    Maria Simons

    It's gonna be fat.

    Harriet McDougal

    It will at least be pleasingly plump. (laughter).

    Melissa Craib

    Just big-boned.

    Alan Romanczuk

    And it'll look great on the bookshelf.

    Melissa Craib

    Absolutely, very impressive!

    Tags

  • 6

    Interview: Apr 21st, 2012

    Melissa Craib

    Could you tell us a little bit about how the writing process for these last couple of books has been, how it is for this one, as there are so many people working on it?

    Harriet McDougal

    Well, the first thing is that Brandon writes, and...you could talk about that, Peter. I don't really know much about Brandon's writing process except that it tends to be at night. (laughter)

    Peter Ahlstrom

    Well, for those who aren't aware, Brandon...(sigh)...Brandon tends to stay up until four o'clock in the morning writing, and then he gets up at noon. So he gets up at noon, and then he writes from about one to five, and then he is with the family until bedtime for the kids, and so from about...I guess he starts writing again at about eight, and then he keeps going until four. Some of you may be interested to know that he has a walking treadmill desk, so he does a lot of his writing standing up, walking on the treadmill (laughter) and when he's not at the treadmill, he's got multiple fireplaces around the house now, so he's usually in front of one of those.

    Harriet McDougal

    Are they wood-burning, or gas, or what? (laughter) I love fireplaces!

    Peter Ahlstrom

    Uh...they are gas fireplaces.

    Harriet McDougal

    Yeah, those are fun. Then Brandon gives us the first draft, and some bits are rough, and some are polished. And we go through it with our three various combs. Mine is characters and prose. Maria is continuity. I am not. (laughter) And she's a wizard at that, and Alan is a military wizard. And notice it's...I guess sexist, to give him the boy's stuff. (laughter).

    Alan Romanczuk

    I get all the alcohol as well. (laughter).

    Harriet McDougal

    That's just 'cause he's lucky.

    Maria Simons

    And Alan does Old Tongue and geography as well, because I kinda stink at both of those.

    Harriet McDougal

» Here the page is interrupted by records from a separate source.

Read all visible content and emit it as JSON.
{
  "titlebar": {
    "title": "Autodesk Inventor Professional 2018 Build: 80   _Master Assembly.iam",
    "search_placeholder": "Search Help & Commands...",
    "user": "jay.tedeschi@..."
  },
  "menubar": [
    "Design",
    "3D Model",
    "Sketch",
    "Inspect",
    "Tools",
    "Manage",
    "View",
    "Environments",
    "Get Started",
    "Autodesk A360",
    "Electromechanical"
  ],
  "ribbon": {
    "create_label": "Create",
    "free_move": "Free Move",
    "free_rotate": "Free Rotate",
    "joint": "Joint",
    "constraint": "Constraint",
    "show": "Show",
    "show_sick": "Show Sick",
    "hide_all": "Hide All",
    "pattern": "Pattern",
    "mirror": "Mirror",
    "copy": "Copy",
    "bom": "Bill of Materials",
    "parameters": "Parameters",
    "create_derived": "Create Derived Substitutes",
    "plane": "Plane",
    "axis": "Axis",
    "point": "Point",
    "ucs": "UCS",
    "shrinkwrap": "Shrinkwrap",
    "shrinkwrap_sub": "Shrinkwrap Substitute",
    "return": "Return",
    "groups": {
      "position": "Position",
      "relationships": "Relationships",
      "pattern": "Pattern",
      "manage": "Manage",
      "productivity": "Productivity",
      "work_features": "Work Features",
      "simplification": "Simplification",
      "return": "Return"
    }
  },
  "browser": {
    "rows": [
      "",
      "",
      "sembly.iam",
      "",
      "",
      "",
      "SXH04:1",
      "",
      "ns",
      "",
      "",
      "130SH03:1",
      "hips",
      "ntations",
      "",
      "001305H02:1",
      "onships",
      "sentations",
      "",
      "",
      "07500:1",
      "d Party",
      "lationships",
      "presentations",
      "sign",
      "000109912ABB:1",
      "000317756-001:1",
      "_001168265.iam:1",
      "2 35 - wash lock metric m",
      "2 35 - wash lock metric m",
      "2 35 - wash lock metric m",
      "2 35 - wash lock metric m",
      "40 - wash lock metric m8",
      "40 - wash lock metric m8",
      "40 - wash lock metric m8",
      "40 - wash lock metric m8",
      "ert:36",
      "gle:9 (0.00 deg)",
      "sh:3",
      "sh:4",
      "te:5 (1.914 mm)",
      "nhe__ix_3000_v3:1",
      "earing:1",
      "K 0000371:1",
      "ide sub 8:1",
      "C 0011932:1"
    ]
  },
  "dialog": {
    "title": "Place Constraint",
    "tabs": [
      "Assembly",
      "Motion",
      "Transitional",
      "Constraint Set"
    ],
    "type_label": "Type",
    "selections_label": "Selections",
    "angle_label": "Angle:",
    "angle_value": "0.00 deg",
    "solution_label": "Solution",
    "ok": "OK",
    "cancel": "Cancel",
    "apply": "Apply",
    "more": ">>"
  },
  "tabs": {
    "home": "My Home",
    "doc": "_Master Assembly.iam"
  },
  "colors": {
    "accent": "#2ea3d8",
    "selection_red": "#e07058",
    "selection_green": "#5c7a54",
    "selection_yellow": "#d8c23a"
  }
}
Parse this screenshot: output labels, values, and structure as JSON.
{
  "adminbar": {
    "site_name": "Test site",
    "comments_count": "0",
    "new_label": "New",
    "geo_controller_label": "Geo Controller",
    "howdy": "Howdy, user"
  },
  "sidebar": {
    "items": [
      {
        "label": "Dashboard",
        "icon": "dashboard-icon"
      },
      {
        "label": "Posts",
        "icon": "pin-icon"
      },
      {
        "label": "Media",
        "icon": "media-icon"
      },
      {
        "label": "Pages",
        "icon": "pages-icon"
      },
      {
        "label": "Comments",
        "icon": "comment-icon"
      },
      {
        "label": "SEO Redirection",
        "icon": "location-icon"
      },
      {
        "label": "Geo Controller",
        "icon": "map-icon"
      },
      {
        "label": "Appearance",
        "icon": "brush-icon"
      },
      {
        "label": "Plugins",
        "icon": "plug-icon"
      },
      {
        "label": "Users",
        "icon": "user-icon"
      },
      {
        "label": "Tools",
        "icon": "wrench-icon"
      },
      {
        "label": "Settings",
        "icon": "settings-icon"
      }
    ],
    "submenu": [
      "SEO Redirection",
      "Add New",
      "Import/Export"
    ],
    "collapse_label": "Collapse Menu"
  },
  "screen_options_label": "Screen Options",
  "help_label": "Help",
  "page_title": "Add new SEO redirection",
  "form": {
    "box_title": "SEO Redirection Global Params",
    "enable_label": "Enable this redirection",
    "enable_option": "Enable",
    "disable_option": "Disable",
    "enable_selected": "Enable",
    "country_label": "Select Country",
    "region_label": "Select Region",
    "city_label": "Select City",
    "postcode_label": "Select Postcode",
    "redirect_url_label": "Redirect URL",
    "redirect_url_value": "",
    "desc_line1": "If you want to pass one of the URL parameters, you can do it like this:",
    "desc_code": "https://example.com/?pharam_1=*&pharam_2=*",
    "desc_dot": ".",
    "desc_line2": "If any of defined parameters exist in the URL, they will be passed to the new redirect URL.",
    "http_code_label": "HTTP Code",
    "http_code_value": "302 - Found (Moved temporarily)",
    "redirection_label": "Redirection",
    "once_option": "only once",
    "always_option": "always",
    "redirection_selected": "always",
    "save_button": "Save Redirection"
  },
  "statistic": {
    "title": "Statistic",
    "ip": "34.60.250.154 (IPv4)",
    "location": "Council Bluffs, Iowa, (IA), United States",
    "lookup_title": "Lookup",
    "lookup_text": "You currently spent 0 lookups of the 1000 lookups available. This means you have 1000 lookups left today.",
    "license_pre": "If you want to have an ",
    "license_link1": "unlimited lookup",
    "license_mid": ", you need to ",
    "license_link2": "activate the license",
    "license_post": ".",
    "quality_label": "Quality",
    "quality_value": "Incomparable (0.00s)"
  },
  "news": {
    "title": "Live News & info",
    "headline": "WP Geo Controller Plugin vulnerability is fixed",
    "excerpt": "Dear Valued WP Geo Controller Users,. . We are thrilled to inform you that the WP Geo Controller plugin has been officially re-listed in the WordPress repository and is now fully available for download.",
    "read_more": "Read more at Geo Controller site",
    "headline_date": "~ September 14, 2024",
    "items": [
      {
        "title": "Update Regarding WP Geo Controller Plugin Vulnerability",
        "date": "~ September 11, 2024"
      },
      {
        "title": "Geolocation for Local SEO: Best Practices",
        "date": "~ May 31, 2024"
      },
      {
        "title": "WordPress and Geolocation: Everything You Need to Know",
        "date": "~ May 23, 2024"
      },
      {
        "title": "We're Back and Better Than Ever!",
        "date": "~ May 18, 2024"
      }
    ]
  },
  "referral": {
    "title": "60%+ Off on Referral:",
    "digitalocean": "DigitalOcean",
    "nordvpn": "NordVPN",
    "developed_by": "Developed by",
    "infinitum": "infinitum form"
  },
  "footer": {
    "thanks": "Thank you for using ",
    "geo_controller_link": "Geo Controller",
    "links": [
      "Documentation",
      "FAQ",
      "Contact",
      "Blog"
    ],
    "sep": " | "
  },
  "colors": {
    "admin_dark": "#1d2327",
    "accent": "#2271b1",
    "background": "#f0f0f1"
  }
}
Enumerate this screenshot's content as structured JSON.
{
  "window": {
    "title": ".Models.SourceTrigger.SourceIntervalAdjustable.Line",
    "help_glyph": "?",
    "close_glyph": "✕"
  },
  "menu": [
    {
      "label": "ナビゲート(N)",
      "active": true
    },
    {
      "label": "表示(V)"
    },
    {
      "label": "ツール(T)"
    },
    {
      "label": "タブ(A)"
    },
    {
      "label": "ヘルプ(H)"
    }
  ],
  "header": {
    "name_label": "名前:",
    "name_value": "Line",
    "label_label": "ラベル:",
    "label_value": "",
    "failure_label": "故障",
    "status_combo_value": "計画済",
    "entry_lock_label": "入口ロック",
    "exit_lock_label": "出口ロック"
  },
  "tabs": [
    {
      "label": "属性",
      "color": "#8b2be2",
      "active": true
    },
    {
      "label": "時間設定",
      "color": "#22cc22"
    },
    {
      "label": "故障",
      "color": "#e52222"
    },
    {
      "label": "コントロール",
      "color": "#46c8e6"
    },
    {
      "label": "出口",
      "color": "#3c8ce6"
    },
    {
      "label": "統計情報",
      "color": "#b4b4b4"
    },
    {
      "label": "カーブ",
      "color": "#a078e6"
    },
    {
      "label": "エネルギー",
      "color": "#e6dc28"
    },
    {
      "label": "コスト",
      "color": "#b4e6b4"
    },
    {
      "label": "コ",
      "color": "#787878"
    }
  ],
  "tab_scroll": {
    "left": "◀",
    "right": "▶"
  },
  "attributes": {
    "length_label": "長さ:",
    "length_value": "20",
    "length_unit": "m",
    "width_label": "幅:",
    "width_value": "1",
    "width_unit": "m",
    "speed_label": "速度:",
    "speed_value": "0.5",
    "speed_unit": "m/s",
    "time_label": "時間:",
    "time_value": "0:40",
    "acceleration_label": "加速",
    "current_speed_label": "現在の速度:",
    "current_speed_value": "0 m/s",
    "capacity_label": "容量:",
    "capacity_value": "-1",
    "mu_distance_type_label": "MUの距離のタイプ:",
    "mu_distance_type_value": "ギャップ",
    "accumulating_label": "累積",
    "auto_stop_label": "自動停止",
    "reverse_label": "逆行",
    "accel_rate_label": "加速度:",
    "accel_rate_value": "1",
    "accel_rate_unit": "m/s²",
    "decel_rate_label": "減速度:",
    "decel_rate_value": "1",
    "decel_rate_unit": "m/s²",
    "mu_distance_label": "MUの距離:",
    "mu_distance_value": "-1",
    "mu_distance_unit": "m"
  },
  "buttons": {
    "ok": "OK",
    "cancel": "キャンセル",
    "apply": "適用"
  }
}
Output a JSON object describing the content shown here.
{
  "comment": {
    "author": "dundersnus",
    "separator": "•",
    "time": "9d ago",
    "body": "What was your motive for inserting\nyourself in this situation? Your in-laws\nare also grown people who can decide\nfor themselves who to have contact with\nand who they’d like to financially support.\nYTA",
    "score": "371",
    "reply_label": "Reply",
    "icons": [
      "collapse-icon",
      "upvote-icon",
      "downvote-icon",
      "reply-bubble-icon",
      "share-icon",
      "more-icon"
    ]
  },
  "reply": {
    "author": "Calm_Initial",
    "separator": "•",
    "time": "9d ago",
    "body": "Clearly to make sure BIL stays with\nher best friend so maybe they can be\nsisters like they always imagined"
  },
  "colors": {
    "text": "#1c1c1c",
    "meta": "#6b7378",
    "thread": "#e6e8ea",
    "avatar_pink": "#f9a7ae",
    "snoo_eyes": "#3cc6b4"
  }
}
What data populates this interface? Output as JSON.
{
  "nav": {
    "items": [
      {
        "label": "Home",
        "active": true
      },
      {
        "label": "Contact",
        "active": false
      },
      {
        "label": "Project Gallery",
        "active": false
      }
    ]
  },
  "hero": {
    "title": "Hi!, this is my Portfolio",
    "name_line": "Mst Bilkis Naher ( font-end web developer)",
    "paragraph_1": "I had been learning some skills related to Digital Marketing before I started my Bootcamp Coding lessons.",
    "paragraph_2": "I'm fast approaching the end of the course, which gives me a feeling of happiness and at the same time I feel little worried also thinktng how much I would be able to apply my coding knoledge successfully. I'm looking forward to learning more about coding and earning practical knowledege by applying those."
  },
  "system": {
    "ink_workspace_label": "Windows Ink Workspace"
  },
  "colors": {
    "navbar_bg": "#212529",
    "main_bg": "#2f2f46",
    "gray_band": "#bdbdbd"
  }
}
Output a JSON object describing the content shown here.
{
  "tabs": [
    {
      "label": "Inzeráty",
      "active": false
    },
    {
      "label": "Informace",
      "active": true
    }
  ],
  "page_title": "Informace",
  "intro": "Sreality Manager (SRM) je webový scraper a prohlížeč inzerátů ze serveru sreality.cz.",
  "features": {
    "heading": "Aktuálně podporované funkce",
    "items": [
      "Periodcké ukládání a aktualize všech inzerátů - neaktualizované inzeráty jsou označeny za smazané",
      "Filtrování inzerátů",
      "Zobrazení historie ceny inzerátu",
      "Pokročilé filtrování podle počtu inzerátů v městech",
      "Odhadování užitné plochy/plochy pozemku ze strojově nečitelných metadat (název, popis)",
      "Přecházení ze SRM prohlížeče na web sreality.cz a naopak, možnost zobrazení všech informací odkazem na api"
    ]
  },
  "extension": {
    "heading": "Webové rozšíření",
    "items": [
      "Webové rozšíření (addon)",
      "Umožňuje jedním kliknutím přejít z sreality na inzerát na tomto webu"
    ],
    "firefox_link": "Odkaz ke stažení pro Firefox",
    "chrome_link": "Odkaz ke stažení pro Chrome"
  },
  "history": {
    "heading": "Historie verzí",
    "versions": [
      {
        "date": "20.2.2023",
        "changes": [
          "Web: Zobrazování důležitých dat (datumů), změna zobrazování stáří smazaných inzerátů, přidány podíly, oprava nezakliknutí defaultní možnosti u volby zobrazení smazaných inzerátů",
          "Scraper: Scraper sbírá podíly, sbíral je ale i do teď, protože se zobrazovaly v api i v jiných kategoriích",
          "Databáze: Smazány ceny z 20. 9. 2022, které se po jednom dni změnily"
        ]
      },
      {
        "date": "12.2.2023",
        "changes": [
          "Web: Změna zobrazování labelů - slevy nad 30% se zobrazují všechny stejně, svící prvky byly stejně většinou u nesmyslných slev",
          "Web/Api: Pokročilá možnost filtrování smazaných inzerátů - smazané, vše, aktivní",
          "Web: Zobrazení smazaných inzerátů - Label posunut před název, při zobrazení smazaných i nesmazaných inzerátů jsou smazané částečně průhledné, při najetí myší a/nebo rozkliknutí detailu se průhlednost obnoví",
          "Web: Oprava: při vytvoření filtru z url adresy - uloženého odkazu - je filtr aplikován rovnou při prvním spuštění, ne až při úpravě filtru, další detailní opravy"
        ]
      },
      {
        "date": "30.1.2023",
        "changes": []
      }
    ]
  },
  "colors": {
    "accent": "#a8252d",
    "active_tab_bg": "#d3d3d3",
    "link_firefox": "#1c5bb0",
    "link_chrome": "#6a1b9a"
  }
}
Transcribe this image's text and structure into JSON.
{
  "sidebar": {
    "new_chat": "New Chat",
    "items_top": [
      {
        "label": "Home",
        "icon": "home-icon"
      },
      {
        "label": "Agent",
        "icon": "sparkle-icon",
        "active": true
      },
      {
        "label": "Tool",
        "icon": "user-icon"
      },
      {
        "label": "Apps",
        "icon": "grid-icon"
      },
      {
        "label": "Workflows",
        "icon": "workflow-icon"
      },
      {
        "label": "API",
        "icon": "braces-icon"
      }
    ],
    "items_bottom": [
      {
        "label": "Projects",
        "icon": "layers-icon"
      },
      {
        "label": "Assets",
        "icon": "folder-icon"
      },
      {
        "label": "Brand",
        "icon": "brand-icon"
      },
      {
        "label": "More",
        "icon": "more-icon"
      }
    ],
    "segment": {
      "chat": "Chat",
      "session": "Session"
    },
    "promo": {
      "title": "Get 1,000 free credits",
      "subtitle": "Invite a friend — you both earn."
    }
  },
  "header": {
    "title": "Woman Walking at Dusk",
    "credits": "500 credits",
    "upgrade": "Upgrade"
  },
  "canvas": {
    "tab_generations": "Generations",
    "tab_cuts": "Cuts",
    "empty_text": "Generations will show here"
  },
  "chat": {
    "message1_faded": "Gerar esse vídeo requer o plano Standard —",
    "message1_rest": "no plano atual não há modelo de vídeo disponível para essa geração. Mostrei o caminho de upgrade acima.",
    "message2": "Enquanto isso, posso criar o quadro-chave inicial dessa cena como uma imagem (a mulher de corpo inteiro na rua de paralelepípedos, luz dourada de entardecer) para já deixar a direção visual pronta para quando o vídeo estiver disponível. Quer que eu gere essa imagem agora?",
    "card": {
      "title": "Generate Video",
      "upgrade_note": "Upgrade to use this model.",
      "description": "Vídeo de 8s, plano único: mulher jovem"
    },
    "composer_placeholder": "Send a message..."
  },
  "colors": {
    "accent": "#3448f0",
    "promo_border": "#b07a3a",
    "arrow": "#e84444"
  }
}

    And I just kind of lose my temper with the geography. (laughter) And then, we get this stuff, and with this book, we're doing a better...it is a better thing we are doing for our country this time. (laughter) We send our combined nit-picking to Brandon section by section, and right now he's had...what did I send you last week? Five?

    Peter Ahlstrom

    Part six.

    Harriet McDougal

    Six! I'm in eight; so is Maria. (to Alan) Where are you?

    Alan Romanczuk

    Seven.

    Harriet McDougal

    Seven. And we'll wait until Alan has finished eight before it goes back to Brandon, so that he doesn't lose his mind, and nine is followed only by the epilogue, so we're almost through. And then Brandon will send it back and there will probably be more animated conversation (laughter), and this time it will include words from Brandon that sort of say, "But you said..." (laughter) And we'll work it out, and we hope to have it in New York June 15th, and that might seem like a long time for January 8th. Believe me, it's not. And it will...is Paul Stevens here? Yeah, hey Paul! This will save...if we can do it, it will save the coffee cart from adding Prozac and Gelusil in massive amounts, right?

    Paul Stevens

    Yes.

    Harriet McDougal

    But it might be...there is [?] [whispered conversation with Alan, something about June 15th]

    Maria Simons

    Scary, isn't it? (laughter)

    Harriet McDougal

    That's the goal.

    Melissa Craib

    It is in two months.

    Harriet McDougal

    But, we don't think Brandon really needs to sleep. (laughter)

    Tags